CINCINNATI — Imagine if taking college classes online during a pandemic meant you could get arrested and deported.
"It is very scary, and the international community, it was kind of like a shock wave or ripple went through," said Daniel Posmik, who’s here from Germany on a student visa.
Posmik, who will be a junior this fall at the University of Cincinnati Blue Ash College, just learned that U.S. Immigration and Customs Enforcement (ICE) plans to deport any international student who takes more than three credit hours online.
That means thousands of international students in our area cannot take more than one online class, even if they fear for their health during the COVID-19 pandemic.
"It is a very unfair to just tell all international students if your program is online you've got to leave the country," Posmik said.
"This on top feels like we are being degraded, almost, to second-class students."
The area universities and colleges they attend are concerned, too, and revising course options so they can continue their education without fear from ICE.
This is not a new rule. ICE says if international students want to take online courses, they can do that from their own country. But ICE waived it in spring and summer due to the pandemic.
"The coronavirus has not gone away,” noted Soni Hill, senior director of Student Success and Development at Cincinnati State. Hill ensures that the school complies with the Homeland Security regulations.
"Let's understand what that is and what it means. Our cases are going up. The number of deaths in our country is going up. For God's sake, have some compassion," Hill said.
ICE declined to comment due to pending litigation to stop this from happening.
Nearly 100 international students are paying $43,000, including housing and food expenses, to go to Cincinnati State for two years. UC had 3,500 in international students at last count last fall.
"[I] had to work five jobs my first year of college to make things work," Posmik said.
"Out-of-state tuition can range from two to three times of what in-state is," he said. "Plus, we are not eligible for any federal grants, so we are basically a huge financial asset, a huge financial motor for higher education institutions."
Area schools say international students typically go to school for healthcare fields, technology and engineering.
"They're filling the skill and talent gaps in the Cincinnati region," said Cincinnati State Provost Robbin Hoopes.

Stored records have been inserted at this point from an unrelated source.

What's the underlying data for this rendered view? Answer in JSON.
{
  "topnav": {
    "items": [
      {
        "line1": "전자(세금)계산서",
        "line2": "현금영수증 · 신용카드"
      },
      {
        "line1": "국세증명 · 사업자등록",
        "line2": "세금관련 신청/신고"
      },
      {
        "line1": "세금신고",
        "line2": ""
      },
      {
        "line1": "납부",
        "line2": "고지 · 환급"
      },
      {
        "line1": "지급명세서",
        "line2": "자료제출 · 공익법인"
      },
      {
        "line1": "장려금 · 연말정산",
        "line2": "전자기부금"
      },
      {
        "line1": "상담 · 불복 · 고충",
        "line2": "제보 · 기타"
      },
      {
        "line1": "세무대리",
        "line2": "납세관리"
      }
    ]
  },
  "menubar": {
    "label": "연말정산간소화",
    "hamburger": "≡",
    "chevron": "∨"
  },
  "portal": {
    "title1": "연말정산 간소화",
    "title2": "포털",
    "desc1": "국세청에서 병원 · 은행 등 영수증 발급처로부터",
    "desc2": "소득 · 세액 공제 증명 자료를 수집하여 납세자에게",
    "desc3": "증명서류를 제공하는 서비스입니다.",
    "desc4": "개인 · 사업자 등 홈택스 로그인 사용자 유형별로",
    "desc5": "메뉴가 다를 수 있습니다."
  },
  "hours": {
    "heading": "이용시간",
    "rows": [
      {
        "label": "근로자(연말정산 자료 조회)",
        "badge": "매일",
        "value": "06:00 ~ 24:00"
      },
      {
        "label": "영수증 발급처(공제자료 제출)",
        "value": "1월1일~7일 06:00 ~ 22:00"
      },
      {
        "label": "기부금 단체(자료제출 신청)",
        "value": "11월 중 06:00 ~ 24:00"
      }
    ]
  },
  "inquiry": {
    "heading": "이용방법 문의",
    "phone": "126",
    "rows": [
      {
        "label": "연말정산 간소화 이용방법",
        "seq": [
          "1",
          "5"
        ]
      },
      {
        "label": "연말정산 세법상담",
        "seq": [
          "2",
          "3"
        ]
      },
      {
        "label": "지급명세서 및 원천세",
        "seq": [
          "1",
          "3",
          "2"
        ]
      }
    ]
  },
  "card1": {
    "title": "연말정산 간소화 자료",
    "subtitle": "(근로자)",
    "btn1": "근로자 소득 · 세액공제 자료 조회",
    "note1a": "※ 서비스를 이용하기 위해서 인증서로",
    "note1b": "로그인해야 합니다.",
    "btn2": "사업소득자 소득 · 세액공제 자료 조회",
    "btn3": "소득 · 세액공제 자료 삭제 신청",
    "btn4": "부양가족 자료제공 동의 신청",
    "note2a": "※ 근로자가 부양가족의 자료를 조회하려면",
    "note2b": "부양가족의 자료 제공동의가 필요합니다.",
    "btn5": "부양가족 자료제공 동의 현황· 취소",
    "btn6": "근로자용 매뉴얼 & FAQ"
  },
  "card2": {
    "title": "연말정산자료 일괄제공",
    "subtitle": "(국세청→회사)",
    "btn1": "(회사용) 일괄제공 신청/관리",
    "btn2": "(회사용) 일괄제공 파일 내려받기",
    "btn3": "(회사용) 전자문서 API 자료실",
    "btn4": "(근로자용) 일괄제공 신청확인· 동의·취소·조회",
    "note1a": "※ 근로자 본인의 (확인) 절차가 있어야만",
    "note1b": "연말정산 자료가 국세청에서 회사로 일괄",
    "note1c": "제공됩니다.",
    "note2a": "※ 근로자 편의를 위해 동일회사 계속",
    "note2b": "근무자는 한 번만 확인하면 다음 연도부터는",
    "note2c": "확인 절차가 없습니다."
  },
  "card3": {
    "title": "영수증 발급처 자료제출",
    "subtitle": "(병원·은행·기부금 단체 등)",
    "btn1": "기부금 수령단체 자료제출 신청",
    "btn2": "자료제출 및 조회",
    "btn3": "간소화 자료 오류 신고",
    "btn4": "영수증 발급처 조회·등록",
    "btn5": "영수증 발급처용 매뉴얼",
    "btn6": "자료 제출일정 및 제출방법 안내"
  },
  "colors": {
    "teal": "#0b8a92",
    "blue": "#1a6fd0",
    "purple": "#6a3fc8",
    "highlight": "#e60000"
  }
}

Schools are preparing to help international students organize a safe schedule.
Cincinnati State says it is going to contact students after talking to Homeland Security.
UC plans to notify students about course options available to them at 3 p.m. Friday.
UC sent a notice to its international students assuring them they would work it out.
“We are committed to assisting you during this stressful time and making sure you can find options to continue your education here at UC," the notice said. "Please know we value you and everything you bring to our Bearcat community. UC would be a lesser place without you.”